Saul’s church would have loved to have had a nicer guitar, but they didn’t. So, they went ahead and gathered together on Thursday night anyway, focusing on worshiping the Lord and each other; this spoke deeply to my heart.

Simple Joy

There were about 12-15 people at the church, dressed in simple clean but slightly ripped or worn clothing, fully focused on what we had to say and on the sermon Saul preached. During the singing, their zeal and joy was contagious. Though many of them were missing teeth, the delight of their smiles was beautiful. Their joy had absolutely nothing to do with what they had or how they were. It had everything to do with their relationships with God, with each other and with us.

When the service was over, the people gathered around and made us feel very welcomed. We then went back to Saul’s house to eat along with several of his friends from church.
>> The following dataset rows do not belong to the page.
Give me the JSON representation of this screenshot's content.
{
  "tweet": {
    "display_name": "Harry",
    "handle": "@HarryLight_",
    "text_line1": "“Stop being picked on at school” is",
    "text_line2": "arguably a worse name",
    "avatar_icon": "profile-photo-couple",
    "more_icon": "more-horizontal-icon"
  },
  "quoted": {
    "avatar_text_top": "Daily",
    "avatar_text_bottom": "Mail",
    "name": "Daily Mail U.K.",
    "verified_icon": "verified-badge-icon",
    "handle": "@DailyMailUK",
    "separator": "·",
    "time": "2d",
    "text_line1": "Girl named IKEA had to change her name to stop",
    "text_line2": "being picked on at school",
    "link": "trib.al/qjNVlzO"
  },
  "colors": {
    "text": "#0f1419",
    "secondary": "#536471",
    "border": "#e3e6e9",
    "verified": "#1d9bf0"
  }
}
They seemed delighted to get a chance to get to know us.

The Love of Christ Demonstrated

Saul’s wife served us a wonderful meal of chicken, potatoes and fried yuca, which is similar to a potato. We drank a clove drink called chicha morada. They could only afford to give us portions of napkins (a forth of a napkin folded into a triangle), but by now I knew that they would have given us napkins of silk if they could have.

I’m sure the meal was very expensive. They sacrificed so much to make us feel welcome. Again I felt the contrast of how a similar meal might be experienced at home. We would have surely worked hard at being hospitable and making  our guests feel comfortable, but would we have spent so large a potion of our monthly income to make them feel welcome? I doubted it.
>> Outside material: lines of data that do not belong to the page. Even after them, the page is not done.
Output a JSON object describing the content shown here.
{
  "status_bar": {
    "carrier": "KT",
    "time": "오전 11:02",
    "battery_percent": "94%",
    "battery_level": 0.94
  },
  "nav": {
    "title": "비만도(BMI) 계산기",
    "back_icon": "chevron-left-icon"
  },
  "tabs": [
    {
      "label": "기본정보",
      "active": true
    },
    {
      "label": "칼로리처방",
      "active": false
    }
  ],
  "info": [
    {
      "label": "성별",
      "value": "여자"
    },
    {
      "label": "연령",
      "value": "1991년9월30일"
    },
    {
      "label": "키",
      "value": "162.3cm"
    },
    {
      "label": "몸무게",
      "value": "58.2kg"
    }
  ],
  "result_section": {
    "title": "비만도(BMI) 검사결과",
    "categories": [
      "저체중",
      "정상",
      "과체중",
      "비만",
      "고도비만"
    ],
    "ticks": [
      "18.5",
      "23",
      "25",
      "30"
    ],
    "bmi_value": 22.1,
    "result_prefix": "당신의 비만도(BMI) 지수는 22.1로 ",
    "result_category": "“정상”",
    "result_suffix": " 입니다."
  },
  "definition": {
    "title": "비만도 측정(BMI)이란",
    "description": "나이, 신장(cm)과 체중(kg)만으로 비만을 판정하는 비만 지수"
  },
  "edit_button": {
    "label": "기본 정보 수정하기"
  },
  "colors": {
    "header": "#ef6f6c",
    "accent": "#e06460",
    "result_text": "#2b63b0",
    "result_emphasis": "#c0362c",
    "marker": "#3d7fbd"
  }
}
When the meal was done, Saul’s countenance displayed concern. Looking at each of us, he said, “We’re sorry we couldn’t do more.”

At this remark, tears began to well up in my eyes and as I looked around the modest room I saw it had the same impact on my boys. How could he say this? He had given us all he could out of his poverty and now he wanted to give us more. That moment, in Saul’s concrete home, I received an example of sacrificial love. Saul and his wife truly loved us as Christ had loved them. I feel the impact of their love even to this day.
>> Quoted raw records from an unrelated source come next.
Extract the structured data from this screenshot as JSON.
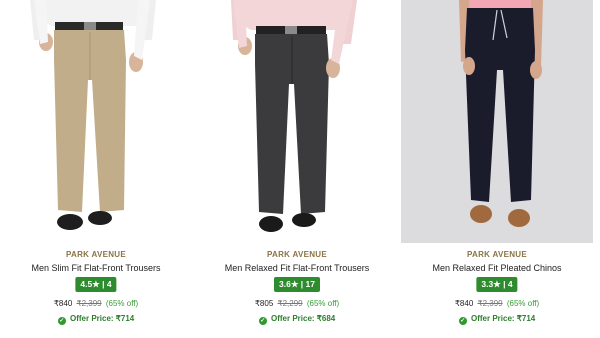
{
  "products": [
    {
      "brand": "PARK AVENUE",
      "title": "Men Slim Fit Flat-Front Trousers",
      "rating": "4.5★ | 4",
      "price": "₹840",
      "mrp": "₹2,399",
      "discount": "(65% off)",
      "offer_price": "Offer Price: ₹714"
    },
    {
      "brand": "PARK AVENUE",
      "title": "Men Relaxed Fit Flat-Front Trousers",
      "rating": "3.6★ | 17",
      "price": "₹805",
      "mrp": "₹2,299",
      "discount": "(65% off)",
      "offer_price": "Offer Price: ₹684"
    },
    {
      "brand": "PARK AVENUE",
      "title": "Men Relaxed Fit Pleated Chinos",
      "rating": "3.3★ | 4",
      "price": "₹840",
      "mrp": "₹2,399",
      "discount": "(65% off)",
      "offer_price": "Offer Price: ₹714"
    }
  ],
  "colors": {
    "brand": "#8a7345",
    "rating_bg": "#2e8b2e",
    "offer": "#2e7d2e",
    "khaki": "#c2ad8a",
    "charcoal": "#3b3b3d",
    "navy": "#1a1c2c"
  }
}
“A new commandment I give to you, that you love one another, even as I have loved you, that you also love one another.” John 13:34 

As the conversation waned, I began to think about how we would get home. I was in the most remote place my life had ever carried me, yet I was responsible to get us all back to the orphanage. Earlier in the week, I heard someone say that the area we were staying was the highest crime district in all of Lima. I wasn’t even sure what bus to take and where to get off.

This turned out to be no problem because Saul informed me he wanted to ride back with us on the bus to insure our safety. I gladly accepted.

When the night bus pulled to a halt at the stop nearest our destination, we expected to get directions and say our good-byes. However, this was not the end of Saul’s kindnesses.

He got off the bus and accompanied us all the way to the front gate of our building, several blocks away. Then he waited for the security guards to unlock the gates. When he was sure we were safely inside, he turned to catch another bus and ride home. Looking through the bars, I watched his short frame walk off into the dangerous streets of Lima by himself; having once again given us all he had.

Back to the Rat Race

We returned to the States the next morning, back to busy duties and abundant prosperity and newer guitars with all the strings. As I write these memories years later, the impact of my visit to Peru remains fresh in my heart.

In my living room,  my gaze wanders over painted walls, lovely pictures, soft furnishings, a color television set and my daughter’s guitar. Yet as I think of Peru, joy fills my heart.

I pray God will give me a heart like Saul’s and his family, and like the people in his church; even like the Street boys, who delighted in giving us simple multi-colored bracelets to remember them by.

We had the audacity to think we were going to love and serve a few people in Lima, Peru. And by God’s grace, maybe we did. But far, far greater was the lasting ways they loved and served us.

Experiencing God in the moments of our lives